"Daddy, I can't see anything," a young girl said. That was my own voice I heard in my dream last night. My eyes shot open and I saw that I was in my bedroom, my husband snoring next to me. It was three a.m. and it took me at least an hour to fall back asleep. As a small child, I had the same dream over and over. I was driving on a mountain road and could not see a thing and eventually went off the edge of the mountain. I would wake up right before the car hit the ground. Terrified.
I was an anxious child. Always waiting for the latest explosive fight between my parents. I hated bringing friends home. If it was a good day, my mom would say hi in her nice voice and offer to go get us something to eat. If it was a bad day, she was likely to tell me off in front of them. It wasn't worth the humiliation and eventually, I stopped having people over other than my best friends Melinda and Tracy who had learned how to navigate my mom's moods. We would laugh about it, but it wasn't a laughing matter really. Wouldn't you be embarrassed to be the girl whose dad came home drunk and fought with their crazy mom at deafening volumes? All the neighbors could hear. My sisters and I would leave and walk to the park. I remember sitting on the swings wondering why I couldn't have a normal family like the one on The Brady Bunch.
I lost myself in books. It was the place I could feel safe. My first love were the Laura Ingalls Wilder books. She had a difficult life as well albeit in a different way, There were blizzards, droughts and wild animals. And, food was always scarce on the prairie. Hunger was real there. Not like in our house where despite my family's limited finances, we always had more than enough to eat. Dad was born right after the Great Depression and lived in an orphanage and like Scarlett O' Hara, he swore he would never go hungry again. But, at least, Laura's Ma and Pa never fought like mine did. There were nights I would read by flashlight and try to imagine myself into her family. I wouldn't want to be Mary. She went blind you know.
My other love were my mom's Harlequins. I read hundreds of them along with her water stained True Story magazines. And soon, along came Nancy Drew and Judy Blume. Later, I discovered a fantasy world in the Tolkien books and CS Lewis. My favorite book in junior high was Lord of the Flies. It reminded me of my life in a way. The unpredictability of it. The fear. The chaos. I read it over and over, not able to get the image of Piggy's stolen glasses out of my head, He was blind without his glasses.
Life to me has always been an adventure. I suppose I have always imagined myself as a heroine of sorts, The narrator of my own life. There was a time when I created chaos out of nothingness, but I have eventually learned to love a more peaceful existence. I look back at it all wondering where all the time went. Have I actually reached my forties?

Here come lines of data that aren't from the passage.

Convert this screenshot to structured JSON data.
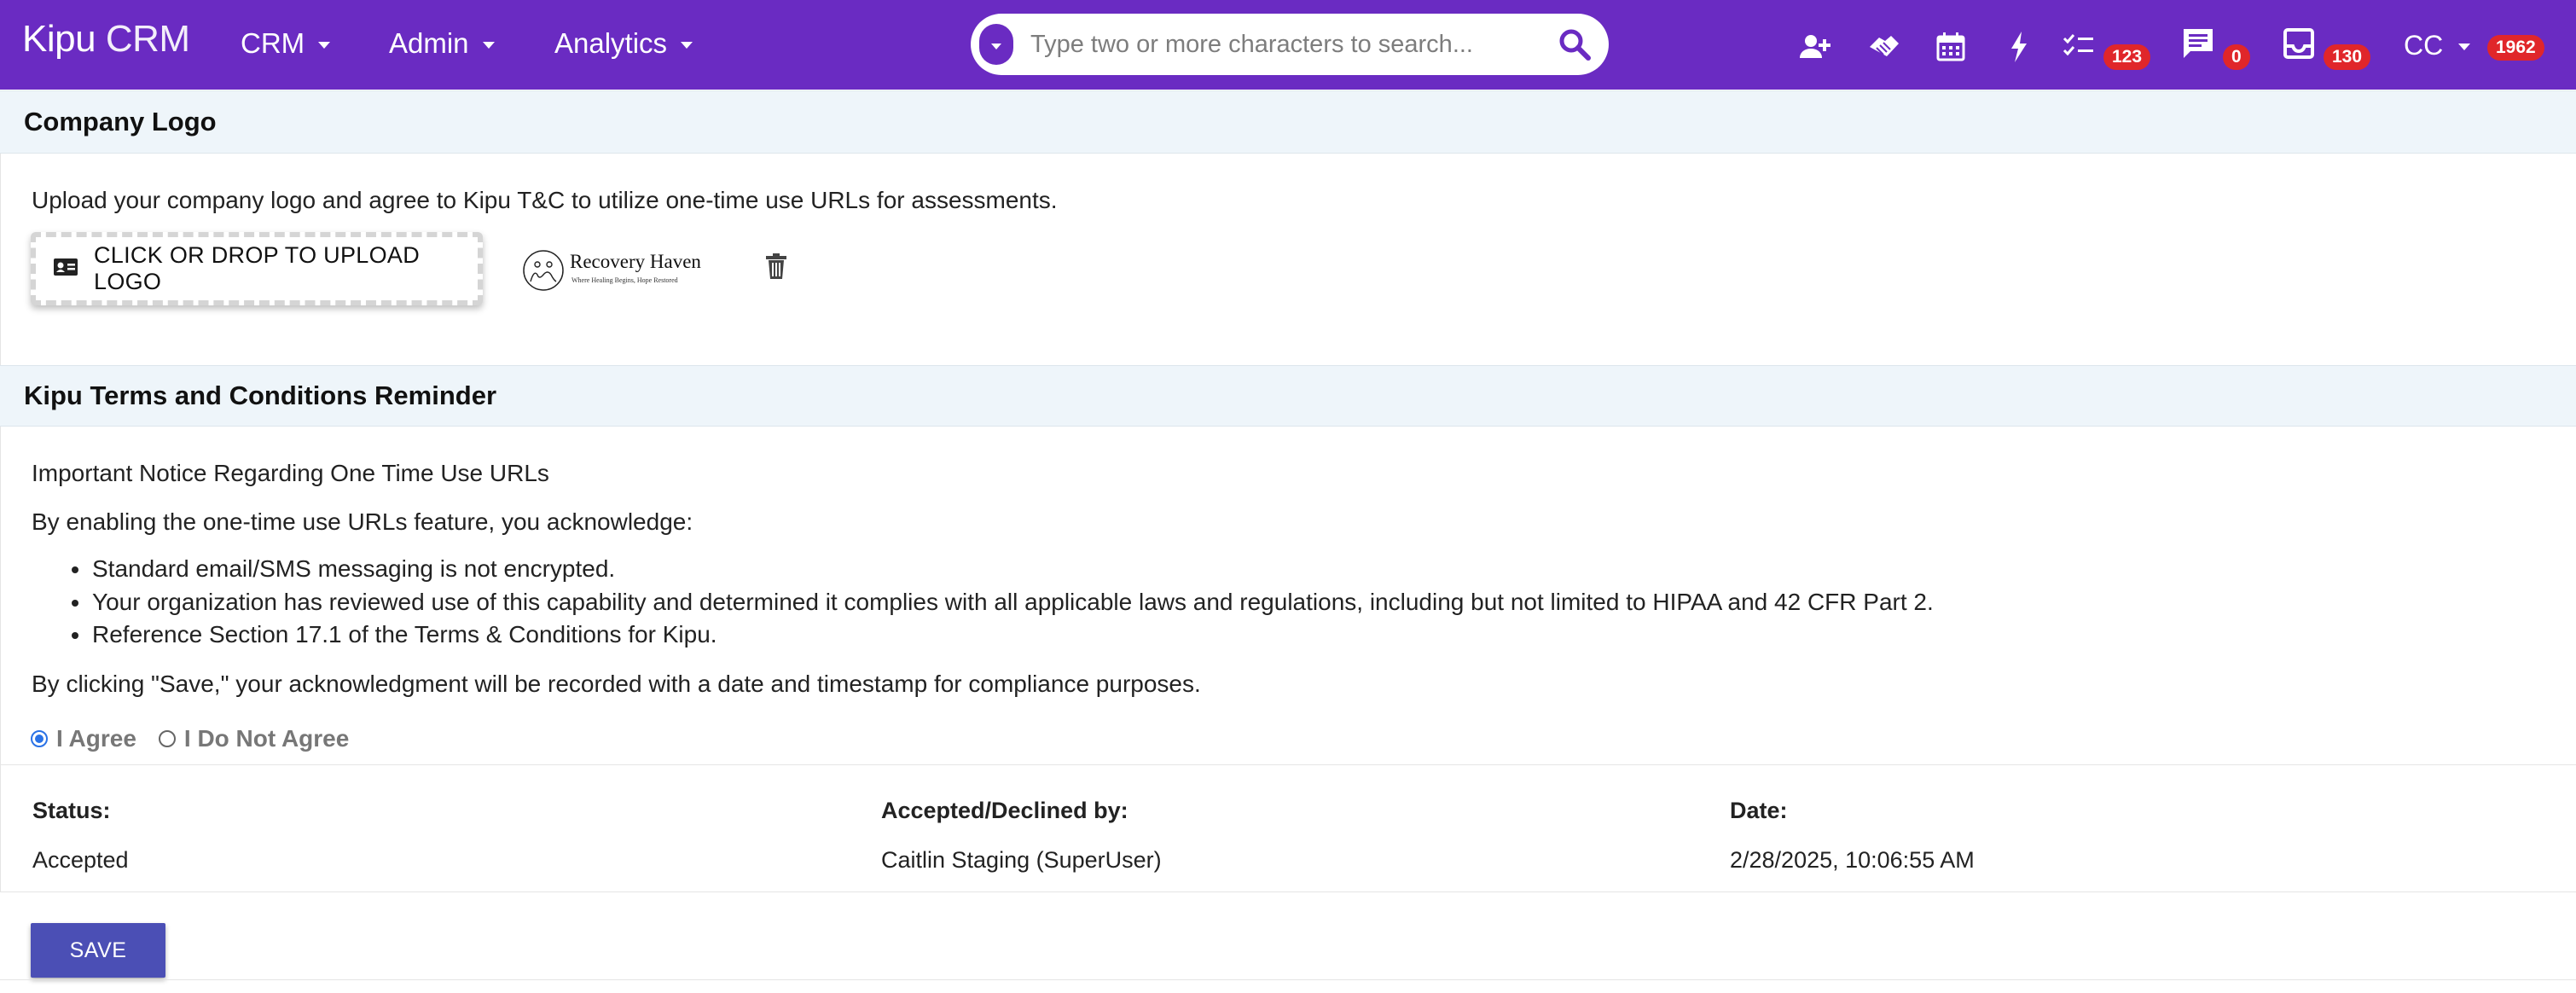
{
  "app": {
    "brand": "Kipu",
    "product": "CRM"
  },
  "nav": [
    {
      "label": "CRM"
    },
    {
      "label": "Admin"
    },
    {
      "label": "Analytics"
    }
  ],
  "search": {
    "placeholder": "Type two or more characters to search..."
  },
  "toolbar": {
    "icons": [
      "add-user-icon",
      "handshake-icon",
      "calendar-icon",
      "lightning-icon",
      "tasks-icon",
      "chat-icon",
      "inbox-icon"
    ],
    "tasks_badge": "123",
    "chat_badge": "0",
    "inbox_badge": "130",
    "user_initials": "CC",
    "user_badge": "1962"
  },
  "colors": {
    "brand": "#6a2bc2",
    "badge": "#e0262a",
    "save": "#4b4fb5",
    "section_bg": "#eef5fa"
  },
  "company_logo": {
    "heading": "Company Logo",
    "description": "Upload your company logo and agree to Kipu T&C to utilize one-time use URLs for assessments.",
    "upload_label": "CLICK OR DROP TO UPLOAD LOGO",
    "logo_name": "Recovery Haven",
    "logo_tagline": "Where Healing Begins, Hope Restored"
  },
  "terms": {
    "heading": "Kipu Terms and Conditions Reminder",
    "notice_title": "Important Notice Regarding One Time Use URLs",
    "intro": "By enabling the one-time use URLs feature, you acknowledge:",
    "bullets": [
      "Standard email/SMS messaging is not encrypted.",
      "Your organization has reviewed use of this capability and determined it complies with all applicable laws and regulations, including but not limited to HIPAA and 42 CFR Part 2.",
      "Reference Section 17.1 of the Terms & Conditions for Kipu."
    ],
    "save_note": "By clicking \"Save,\" your acknowledgment will be recorded with a date and timestamp for compliance purposes.",
    "agree_label": "I Agree",
    "disagree_label": "I Do Not Agree",
    "selected": "agree"
  },
  "status": {
    "status_label": "Status:",
    "status_value": "Accepted",
    "by_label": "Accepted/Declined by:",
    "by_value": "Caitlin Staging (SuperUser)",
    "date_label": "Date:",
    "date_value": "2/28/2025, 10:06:55 AM"
  },
  "actions": {
    "save_label": "SAVE"
  }
}
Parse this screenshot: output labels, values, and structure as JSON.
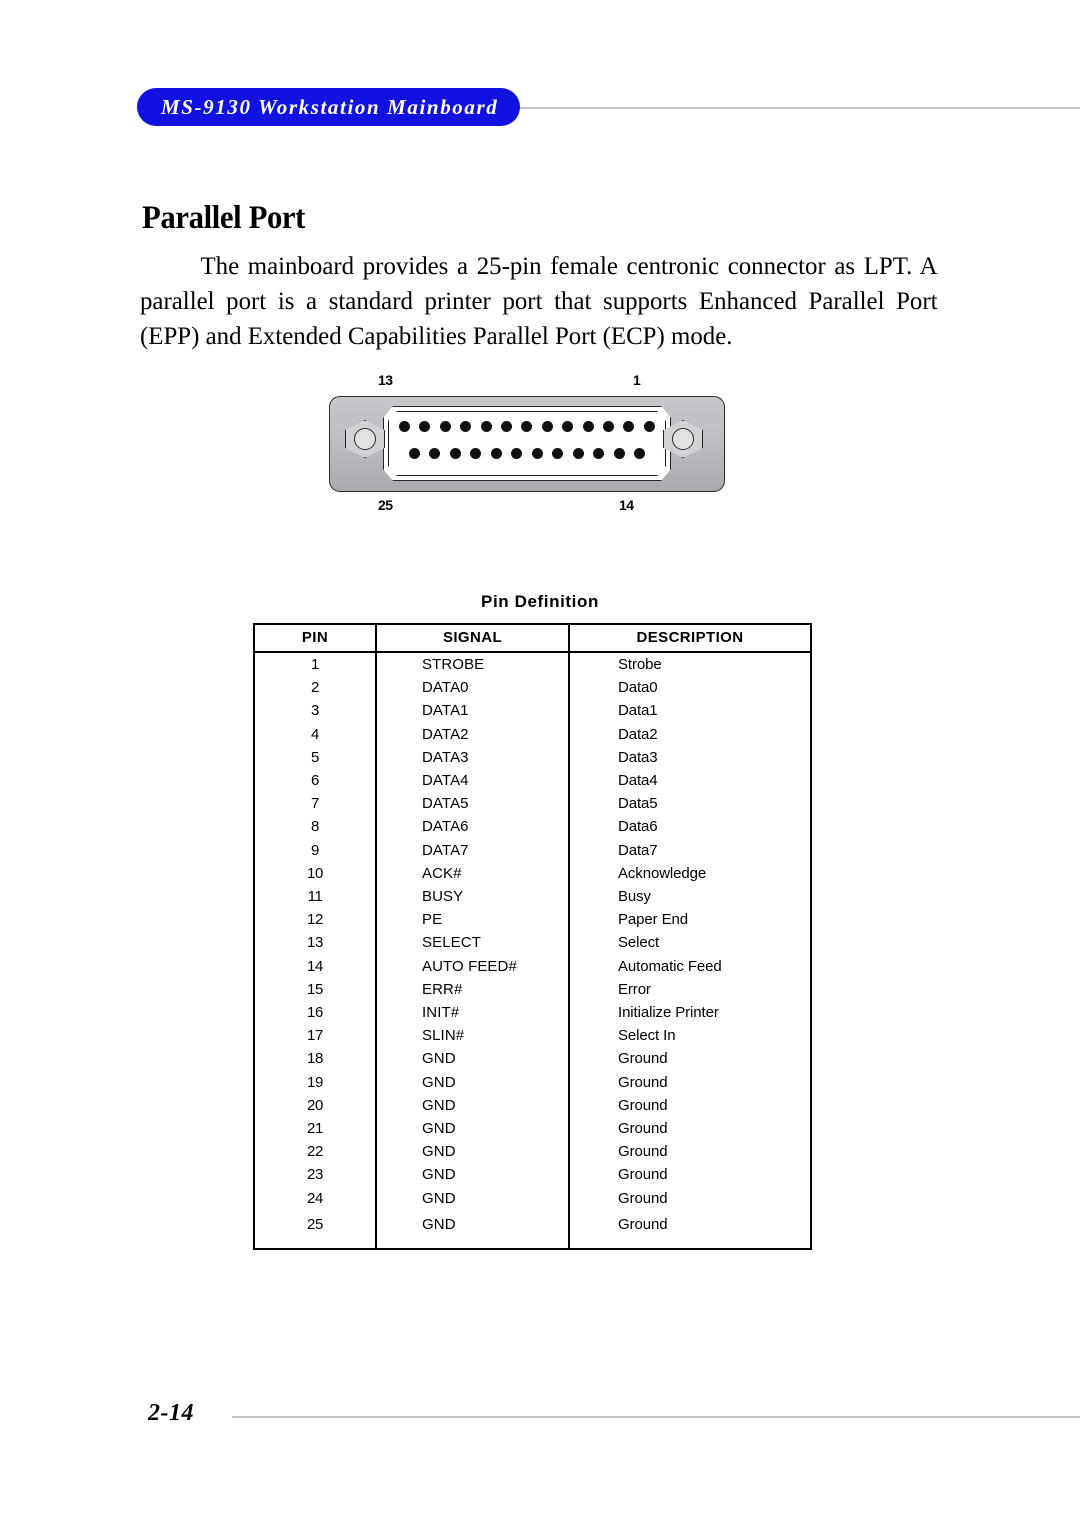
{
  "header": {
    "title": "MS-9130 Workstation Mainboard",
    "accent_color": "#1111e2",
    "rule_color": "#c4c4c4"
  },
  "section": {
    "title": "Parallel Port",
    "paragraph": "The mainboard provides a 25-pin female centronic connector as LPT. A parallel port is a standard printer port that supports Enhanced Parallel Port (EPP) and Extended Capabilities Parallel Port (ECP) mode."
  },
  "connector": {
    "labels": {
      "top_left": "13",
      "top_right": "1",
      "bottom_left": "25",
      "bottom_right": "14"
    },
    "top_row_pins": 13,
    "bottom_row_pins": 12,
    "shell_color": "#bdbdc2",
    "pin_color": "#111111"
  },
  "table": {
    "caption": "Pin Definition",
    "columns": [
      "PIN",
      "SIGNAL",
      "DESCRIPTION"
    ],
    "rows": [
      {
        "pin": "1",
        "signal": "STROBE",
        "description": "Strobe"
      },
      {
        "pin": "2",
        "signal": "DATA0",
        "description": "Data0"
      },
      {
        "pin": "3",
        "signal": "DATA1",
        "description": "Data1"
      },
      {
        "pin": "4",
        "signal": "DATA2",
        "description": "Data2"
      },
      {
        "pin": "5",
        "signal": "DATA3",
        "description": "Data3"
      },
      {
        "pin": "6",
        "signal": "DATA4",
        "description": "Data4"
      },
      {
        "pin": "7",
        "signal": "DATA5",
        "description": "Data5"
      },
      {
        "pin": "8",
        "signal": "DATA6",
        "description": "Data6"
      },
      {
        "pin": "9",
        "signal": "DATA7",
        "description": "Data7"
      },
      {
        "pin": "10",
        "signal": "ACK#",
        "description": "Acknowledge"
      },
      {
        "pin": "11",
        "signal": "BUSY",
        "description": "Busy"
      },
      {
        "pin": "12",
        "signal": "PE",
        "description": "Paper End"
      },
      {
        "pin": "13",
        "signal": "SELECT",
        "description": "Select"
      },
      {
        "pin": "14",
        "signal": "AUTO FEED#",
        "description": "Automatic Feed"
      },
      {
        "pin": "15",
        "signal": "ERR#",
        "description": "Error"
      },
      {
        "pin": "16",
        "signal": "INIT#",
        "description": "Initialize Printer"
      },
      {
        "pin": "17",
        "signal": "SLIN#",
        "description": "Select In"
      },
      {
        "pin": "18",
        "signal": "GND",
        "description": "Ground"
      },
      {
        "pin": "19",
        "signal": "GND",
        "description": "Ground"
      },
      {
        "pin": "20",
        "signal": "GND",
        "description": "Ground"
      },
      {
        "pin": "21",
        "signal": "GND",
        "description": "Ground"
      },
      {
        "pin": "22",
        "signal": "GND",
        "description": "Ground"
      },
      {
        "pin": "23",
        "signal": "GND",
        "description": "Ground"
      },
      {
        "pin": "24",
        "signal": "GND",
        "description": "Ground"
      },
      {
        "pin": "25",
        "signal": "GND",
        "description": "Ground"
      }
    ]
  },
  "footer": {
    "page_number": "2-14"
  }
}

I wish I had a child I could read to. I would craft her stories out of thin air, filled with webs, whispers and witches, but in the evening I would make sure she was lulled to sleep in a peaceful existence. For her, the scary stories would only be fantasy, not reality.